WHAT YOU SHOULD DO ▸
Return the listing in full, word for word.

RECORDS FOR THE EXERCISE ▸
------------------------

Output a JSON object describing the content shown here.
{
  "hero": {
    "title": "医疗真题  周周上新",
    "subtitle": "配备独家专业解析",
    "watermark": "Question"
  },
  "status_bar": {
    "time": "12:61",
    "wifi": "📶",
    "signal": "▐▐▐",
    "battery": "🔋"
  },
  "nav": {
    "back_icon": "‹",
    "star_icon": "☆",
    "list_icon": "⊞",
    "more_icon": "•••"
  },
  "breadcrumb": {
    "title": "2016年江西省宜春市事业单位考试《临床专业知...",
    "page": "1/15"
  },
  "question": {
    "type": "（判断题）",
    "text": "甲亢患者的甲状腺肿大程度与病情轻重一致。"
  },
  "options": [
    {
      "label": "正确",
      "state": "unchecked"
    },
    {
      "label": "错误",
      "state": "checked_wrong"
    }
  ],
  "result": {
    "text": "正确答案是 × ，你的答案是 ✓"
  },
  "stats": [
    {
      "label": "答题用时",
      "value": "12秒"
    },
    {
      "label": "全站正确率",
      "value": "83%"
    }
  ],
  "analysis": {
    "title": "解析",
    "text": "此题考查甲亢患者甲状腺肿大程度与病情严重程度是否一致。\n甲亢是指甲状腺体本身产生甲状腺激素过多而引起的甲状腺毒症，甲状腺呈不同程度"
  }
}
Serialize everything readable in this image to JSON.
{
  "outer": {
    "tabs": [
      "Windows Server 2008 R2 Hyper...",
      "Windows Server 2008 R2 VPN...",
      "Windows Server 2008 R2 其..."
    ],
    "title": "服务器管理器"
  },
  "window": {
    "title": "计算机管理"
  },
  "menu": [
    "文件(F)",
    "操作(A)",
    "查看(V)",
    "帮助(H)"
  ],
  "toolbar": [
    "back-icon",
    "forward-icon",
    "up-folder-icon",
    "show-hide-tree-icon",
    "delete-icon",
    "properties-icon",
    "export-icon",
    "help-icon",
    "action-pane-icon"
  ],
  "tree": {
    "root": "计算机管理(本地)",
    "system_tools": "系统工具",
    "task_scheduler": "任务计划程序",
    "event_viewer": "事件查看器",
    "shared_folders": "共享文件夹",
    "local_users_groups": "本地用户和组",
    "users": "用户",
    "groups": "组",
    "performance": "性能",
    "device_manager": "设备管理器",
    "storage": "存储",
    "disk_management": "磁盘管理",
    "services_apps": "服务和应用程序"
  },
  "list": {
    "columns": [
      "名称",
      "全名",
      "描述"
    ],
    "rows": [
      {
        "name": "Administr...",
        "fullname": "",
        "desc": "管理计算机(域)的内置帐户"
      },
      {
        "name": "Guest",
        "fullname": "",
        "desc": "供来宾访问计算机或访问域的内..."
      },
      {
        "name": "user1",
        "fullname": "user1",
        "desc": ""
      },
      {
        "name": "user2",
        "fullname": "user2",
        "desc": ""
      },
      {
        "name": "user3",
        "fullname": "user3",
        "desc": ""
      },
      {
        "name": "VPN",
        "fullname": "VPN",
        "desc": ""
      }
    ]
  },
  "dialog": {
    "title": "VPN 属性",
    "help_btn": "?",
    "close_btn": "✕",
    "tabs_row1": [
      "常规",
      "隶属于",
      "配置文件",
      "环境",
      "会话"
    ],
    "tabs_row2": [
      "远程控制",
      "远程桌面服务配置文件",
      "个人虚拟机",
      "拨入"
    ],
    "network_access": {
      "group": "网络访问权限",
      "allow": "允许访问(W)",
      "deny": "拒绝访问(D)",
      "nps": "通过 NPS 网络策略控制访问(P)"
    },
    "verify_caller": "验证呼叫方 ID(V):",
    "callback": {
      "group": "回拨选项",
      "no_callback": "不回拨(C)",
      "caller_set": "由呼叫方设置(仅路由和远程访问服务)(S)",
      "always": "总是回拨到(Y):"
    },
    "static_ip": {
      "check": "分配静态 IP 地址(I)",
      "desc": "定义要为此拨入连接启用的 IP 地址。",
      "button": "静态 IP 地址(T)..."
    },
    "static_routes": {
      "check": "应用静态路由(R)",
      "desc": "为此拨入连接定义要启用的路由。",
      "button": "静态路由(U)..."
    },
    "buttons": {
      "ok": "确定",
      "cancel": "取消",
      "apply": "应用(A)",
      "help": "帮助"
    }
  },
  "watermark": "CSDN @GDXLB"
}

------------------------

WRITTEN SOLUTION ▸
Output a JSON object describing the content shown here.
{
  "hero": {
    "title": "医疗真题  周周上新",
    "subtitle": "配备独家专业解析",
    "watermark": "Question"
  },
  "status_bar": {
    "time": "12:61",
    "wifi": "📶",
    "signal": "▐▐▐",
    "battery": "🔋"
  },
  "nav": {
    "back_icon": "‹",
    "star_icon": "☆",
    "list_icon": "⊞",
    "more_icon": "•••"
  },
  "breadcrumb": {
    "title": "2016年江西省宜春市事业单位考试《临床专业知...",
    "page": "1/15"
  },
  "question": {
    "type": "（判断题）",
    "text": "甲亢患者的甲状腺肿大程度与病情轻重一致。"
  },
  "options": [
    {
      "label": "正确",
      "state": "unchecked"
    },
    {
      "label": "错误",
      "state": "checked_wrong"
    }
  ],
  "result": {
    "text": "正确答案是 × ，你的答案是 ✓"
  },
  "stats": [
    {
      "label": "答题用时",
      "value": "12秒"
    },
    {
      "label": "全站正确率",
      "value": "83%"
    }
  ],
  "analysis": {
    "title": "解析",
    "text": "此题考查甲亢患者甲状腺肿大程度与病情严重程度是否一致。\n甲亢是指甲状腺体本身产生甲状腺激素过多而引起的甲状腺毒症，甲状腺呈不同程度"
  }
}
Serialize everything readable in this image to JSON.
{
  "outer": {
    "tabs": [
      "Windows Server 2008 R2 Hyper...",
      "Windows Server 2008 R2 VPN...",
      "Windows Server 2008 R2 其..."
    ],
    "title": "服务器管理器"
  },
  "window": {
    "title": "计算机管理"
  },
  "menu": [
    "文件(F)",
    "操作(A)",
    "查看(V)",
    "帮助(H)"
  ],
  "toolbar": [
    "back-icon",
    "forward-icon",
    "up-folder-icon",
    "show-hide-tree-icon",
    "delete-icon",
    "properties-icon",
    "export-icon",
    "help-icon",
    "action-pane-icon"
  ],
  "tree": {
    "root": "计算机管理(本地)",
    "system_tools": "系统工具",
    "task_scheduler": "任务计划程序",
    "event_viewer": "事件查看器",
    "shared_folders": "共享文件夹",
    "local_users_groups": "本地用户和组",
    "users": "用户",
    "groups": "组",
    "performance": "性能",
    "device_manager": "设备管理器",
    "storage": "存储",
    "disk_management": "磁盘管理",
    "services_apps": "服务和应用程序"
  },
  "list": {
    "columns": [
      "名称",
      "全名",
      "描述"
    ],
    "rows": [
      {
        "name": "Administr...",
        "fullname": "",
        "desc": "管理计算机(域)的内置帐户"
      },
      {
        "name": "Guest",
        "fullname": "",
        "desc": "供来宾访问计算机或访问域的内..."
      },
      {
        "name": "user1",
        "fullname": "user1",
        "desc": ""
      },
      {
        "name": "user2",
        "fullname": "user2",
        "desc": ""
      },
      {
        "name": "user3",
        "fullname": "user3",
        "desc": ""
      },
      {
        "name": "VPN",
        "fullname": "VPN",
        "desc": ""
      }
    ]
  },
  "dialog": {
    "title": "VPN 属性",
    "help_btn": "?",
    "close_btn": "✕",
    "tabs_row1": [
      "常规",
      "隶属于",
      "配置文件",
      "环境",
      "会话"
    ],
    "tabs_row2": [
      "远程控制",
      "远程桌面服务配置文件",
      "个人虚拟机",
      "拨入"
    ],
    "network_access": {
      "group": "网络访问权限",
      "allow": "允许访问(W)",
      "deny": "拒绝访问(D)",
      "nps": "通过 NPS 网络策略控制访问(P)"
    },
    "verify_caller": "验证呼叫方 ID(V):",
    "callback": {
      "group": "回拨选项",
      "no_callback": "不回拨(C)",
      "caller_set": "由呼叫方设置(仅路由和远程访问服务)(S)",
      "always": "总是回拨到(Y):"
    },
    "static_ip": {
      "check": "分配静态 IP 地址(I)",
      "desc": "定义要为此拨入连接启用的 IP 地址。",
      "button": "静态 IP 地址(T)..."
    },
    "static_routes": {
      "check": "应用静态路由(R)",
      "desc": "为此拨入连接定义要启用的路由。",
      "button": "静态路由(U)..."
    },
    "buttons": {
      "ok": "确定",
      "cancel": "取消",
      "apply": "应用(A)",
      "help": "帮助"
    }
  },
  "watermark": "CSDN @GDXLB"
}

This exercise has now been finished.